**Exercise prompt**
The answer must be every line of the records below that contains the word "scene", copied out.

**The records**
=-=-=-=-=

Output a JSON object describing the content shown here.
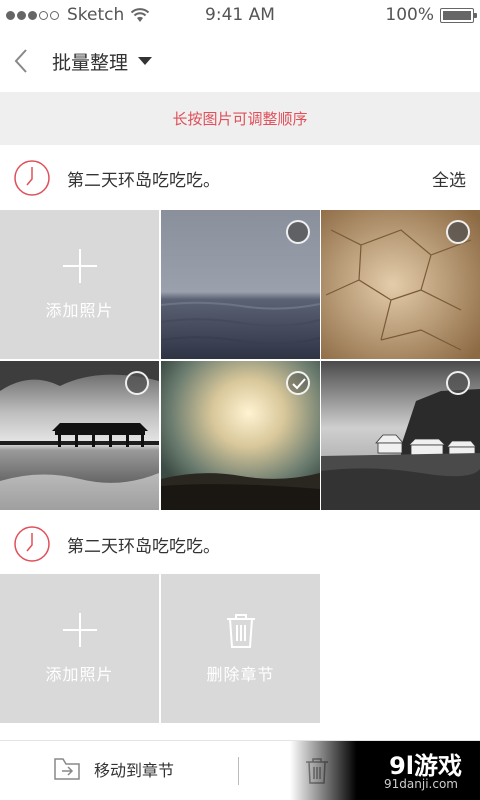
{
  "status_bar": {
    "carrier": "Sketch",
    "time": "9:41 AM",
    "battery": "100%",
    "signal_bars_filled": 3,
    "signal_bars_total": 5
  },
  "nav": {
    "title": "批量整理",
    "back_icon": "chevron-left-icon",
    "dropdown_icon": "caret-down-icon"
  },
  "hint": "长按图片可调整顺序",
  "sections": [
    {
      "title": "第二天环岛吃吃吃。",
      "select_all": "全选",
      "add_label": "添加照片",
      "photos": [
        {
          "scene": "foggy-sea",
          "checked": false
        },
        {
          "scene": "cracked-earth",
          "checked": false
        },
        {
          "scene": "pier-bw",
          "checked": false
        },
        {
          "scene": "sunset-sky",
          "checked": true
        },
        {
          "scene": "cliff-houses-bw",
          "checked": false
        }
      ]
    },
    {
      "title": "第二天环岛吃吃吃。",
      "add_label": "添加照片",
      "delete_label": "删除章节"
    }
  ],
  "bottom_bar": {
    "move_label": "移动到章节"
  },
  "watermark": {
    "logo": "9l游戏",
    "url": "91danji.com"
  },
  "colors": {
    "accent": "#e0505a",
    "placeholder_bg": "#d9d9d9",
    "hint_bg": "#efefef"
  }
}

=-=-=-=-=

**Task answer**
          "scene": "foggy-sea",
          "scene": "cracked-earth",
          "scene": "pier-bw",
          "scene": "sunset-sky",
          "scene": "cliff-houses-bw",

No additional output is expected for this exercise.